In Edmonton too the local police service is the biggest item on the budget at $356 million, consuming 15% of the city’s budget. In 2020 the EPS budget is expected to grow to $373 million--swelling to $412 million a year by 2022.

Edmonton’s social development budget for 2019 was $38 million. The social development budget includes housing and homelessness (a shamefully low $11 million per year) as well as funding for preventative social programs to reduce domestic violence, sexual violence and to reduce urban isolation and mental health as well as many other worthwhile initiatives. The severe underfunding of these programs often leaves social welfare calls and mental health checks to be dealt with by police, rather than trained social workers, often resulting in more incidents of violence by police against marginalized people.

Just like Calgary, Edmonton spends $7.5 million a year on replacing police vehicles.
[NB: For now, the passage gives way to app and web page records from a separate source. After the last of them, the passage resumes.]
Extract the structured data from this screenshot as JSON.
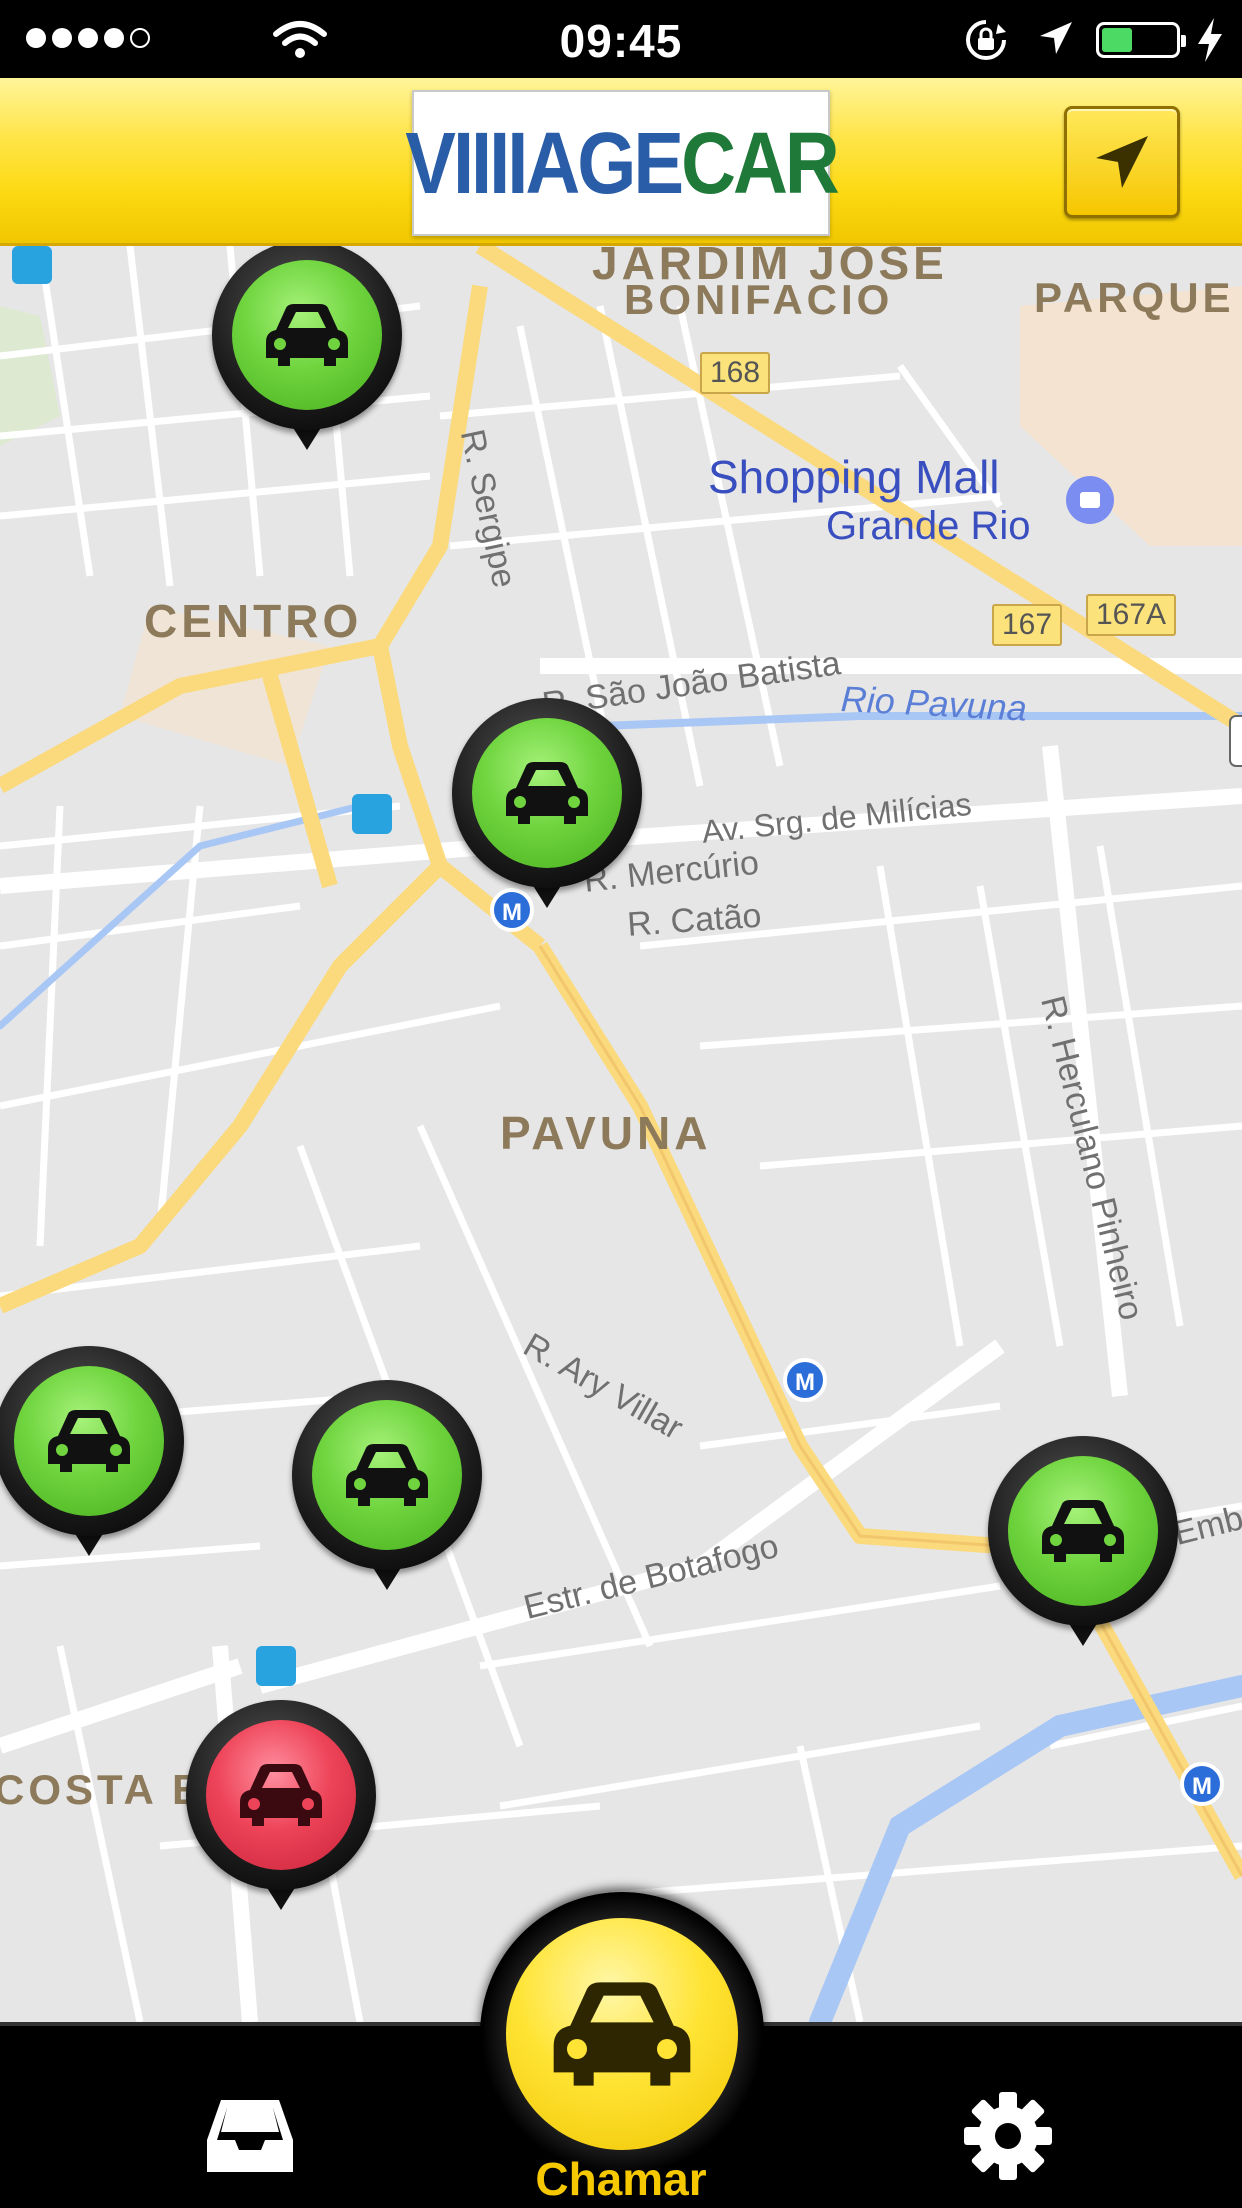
{
  "status_bar": {
    "time": "09:45",
    "signal_bars": 4,
    "battery_level": 0.35,
    "icons": [
      "wifi-icon",
      "rotation-lock-icon",
      "location-arrow-icon",
      "battery-icon",
      "charging-bolt-icon"
    ]
  },
  "header": {
    "logo_text_a": "VIIIIAGE",
    "logo_text_b": "CAR",
    "locate_button_icon": "location-arrow-icon"
  },
  "map": {
    "districts": {
      "jardim": "JARDIM JOSE",
      "bonifacio": "BONIFACIO",
      "parque": "PARQUE",
      "centro": "CENTRO",
      "pavuna": "PAVUNA",
      "costa": "COSTA B"
    },
    "streets": {
      "sergipe": "R. Sergipe",
      "sao_joao": "R. São João Batista",
      "milicias": "Av. Srg. de Milícias",
      "mercurio": "R. Mercúrio",
      "catao": "R. Catão",
      "herculano": "R. Herculano Pinheiro",
      "ary": "R. Ary Villar",
      "botafogo": "Estr. de Botafogo",
      "emb": "Emb"
    },
    "river": "Rio Pavuna",
    "poi_line1": "Shopping Mall",
    "poi_line2": "Grande Rio",
    "shields": {
      "s168": "168",
      "s167": "167",
      "s167a": "167A"
    },
    "cars": [
      {
        "status": "available",
        "color": "#6fd43e"
      },
      {
        "status": "available",
        "color": "#6fd43e"
      },
      {
        "status": "available",
        "color": "#6fd43e"
      },
      {
        "status": "available",
        "color": "#6fd43e"
      },
      {
        "status": "available",
        "color": "#6fd43e"
      },
      {
        "status": "occupied",
        "color": "#ee4459"
      }
    ]
  },
  "bottom_bar": {
    "call_label": "Chamar",
    "inbox_icon": "inbox-icon",
    "settings_icon": "gear-icon",
    "call_icon": "car-icon"
  },
  "colors": {
    "brand_yellow": "#fcd912",
    "available_green": "#6fd43e",
    "occupied_red": "#ee4459",
    "road_yellow": "#fbdc8a"
  }
}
That’s nearly 70 per cent of what the city spends on housing and homelessness. 

In 2018 Edmonton city council locked in a funding formula that will see property taxes go up 1 per cent each year, on average, over the next three years. Every cent of that additional revenue is earmarked for the Edmonton Police Service’s ever expanding budget. Thanks to these budget increases the EPS is adding a fourth tactical squad, a fourth surveillance squad and a new electronic surveillance team
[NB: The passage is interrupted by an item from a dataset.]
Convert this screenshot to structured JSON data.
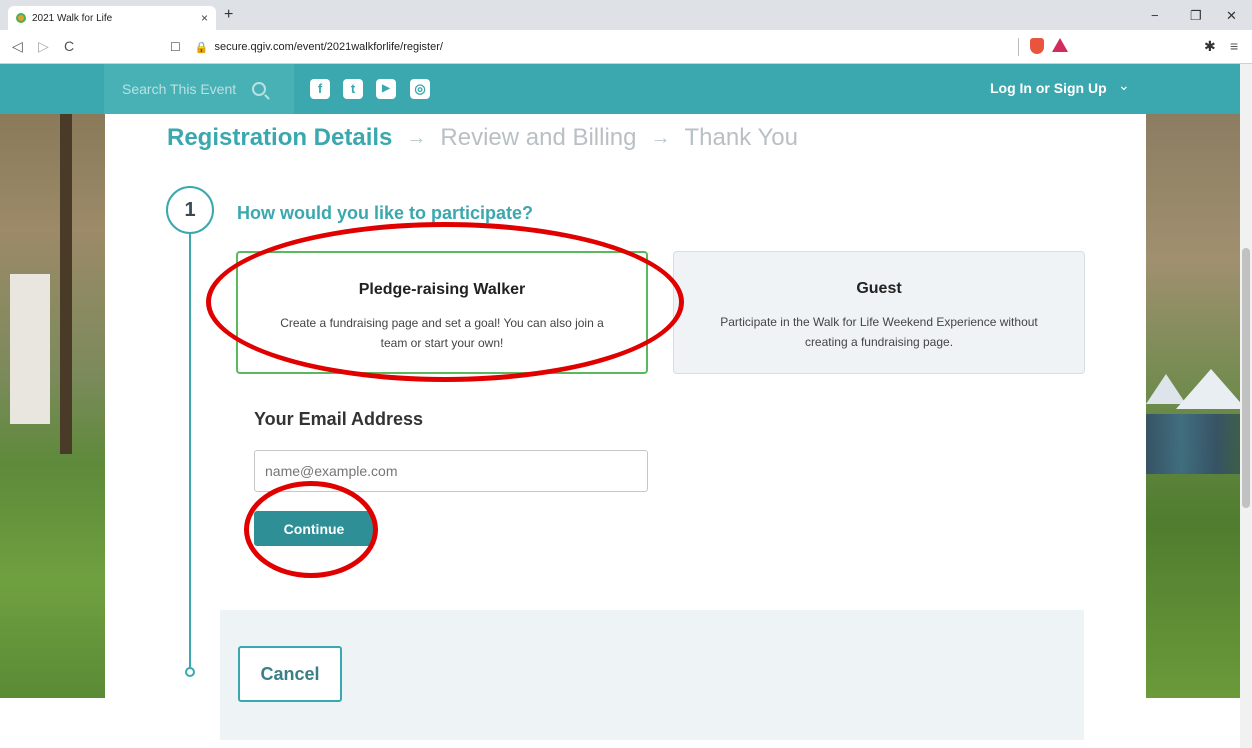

Yet while the police budget increases every year the city is also experiencing a $212 million budget shortfall--and that’s before accounting for the impacts of the coronavirus pandemic and the global oil crash. Further pressure on the budget is coming from above, thanks to a grab bag of UCP revenue cuts and cost-downloading.
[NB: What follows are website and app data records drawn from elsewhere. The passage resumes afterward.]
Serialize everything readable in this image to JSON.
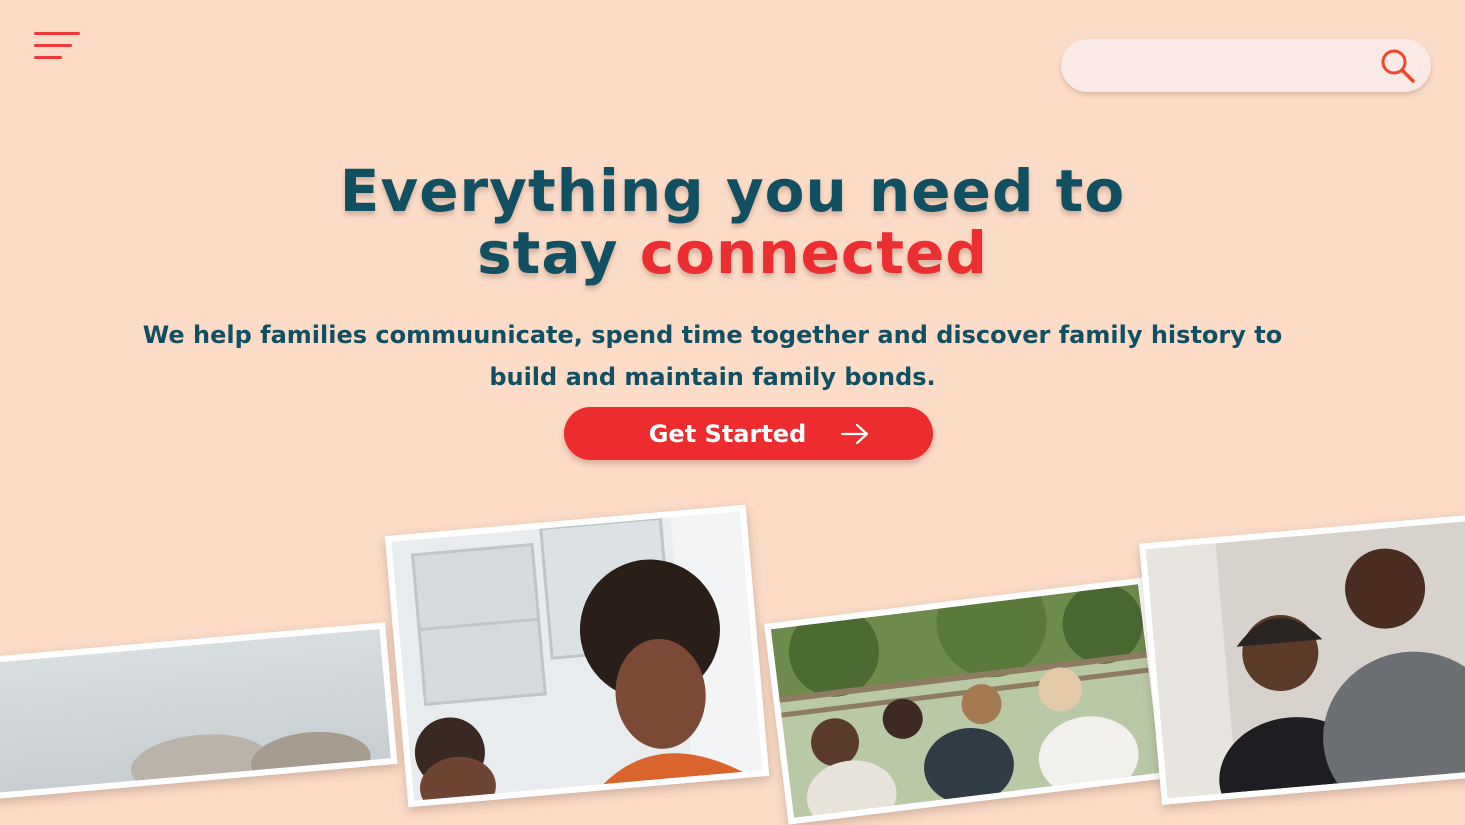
{
  "header": {
    "menu_icon": "hamburger-menu-icon",
    "search": {
      "value": "",
      "placeholder": "",
      "icon": "search-icon"
    }
  },
  "hero": {
    "headline_line1": "Everything you need to",
    "headline_prefix": "stay",
    "headline_accent": "connected",
    "subtitle": "We help families commuunicate, spend time together and discover family history to build and maintain family bonds.",
    "cta": {
      "label": "Get Started",
      "icon": "arrow-right-icon"
    }
  },
  "colors": {
    "background": "#FCDCC7",
    "primary_text": "#114F63",
    "accent": "#EC2C2E",
    "search_background": "#FBE9E6"
  },
  "gallery": {
    "photos": [
      "family-outdoors-photo",
      "kitchen-family-photo",
      "outdoor-toast-photo",
      "couple-photo"
    ]
  }
}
But while the city responds with austerity and cuts for other departments, council approved $6 million for “specialized police equipment” in the last capital budget without even requiring EPS to explain what that equipment would be.. By contrast, Edmonton’s fire rescue service also had a multi-million dollar budget ask for specialized equipment, but in their request they accounted for what the money would spent on – things like breathing apparatuses, rescue equipment, thermal imaging cameras and the like. 

The Edmonton Police Service also borrowed $6.2 million from the city of Edmonton in order to purchase a new police helicopter. And the boondoogle of the northwest police campus that had to have its roof replaced before the building even opened continues. It’s unclear if police have even begun to occupy the building which was supposed to open in early 2019. 

Our priorities could be different 

The priorities of Edmonton and Calgary are shockingly similar and incredibly clear. Both cities spend more than nine times on police than what they spend on homelessness and social programs combined. More than $750 million a year goes to the combined police budgets of Edmonton and Calgary. 

And every year your city’s police budget goes up while the budget for the things that actually improve the lives of citizens goes down. Across the border, we see what happens when cities abandon their responsibility to invest in communities and instead pour money into over-policing. And the border is not a magical line--policing in Canada and the US share the very same problems.

Over-policing forces vulnerable people into antagonistic situations with police that all too often have tragic outcomes. Yet many of the same social problems we awkwardly try to hammer into shape with policing can be addressed more gently, and more effectively, by social welfare programs, health care workers, social workers and by housing the homeless. We could, today, re-allocate hundreds of millions of dollars away from helicopters, armored vehicles, and war-zone style surveillance towards solving real problems in our communities. 

If you agree that it’s time for our cities’ priorities to change, then join us in calling on our city councils to divest from these bloated police budgets. 

Progress Alberta is proud to be supporting a letter campaign organized by local anti-racist activists calling for this badly-needed change.

Please click here and stand with us by calling on your mayor and city councillor to stop giving a blank cheque to police and start putting our public resources back into our communities.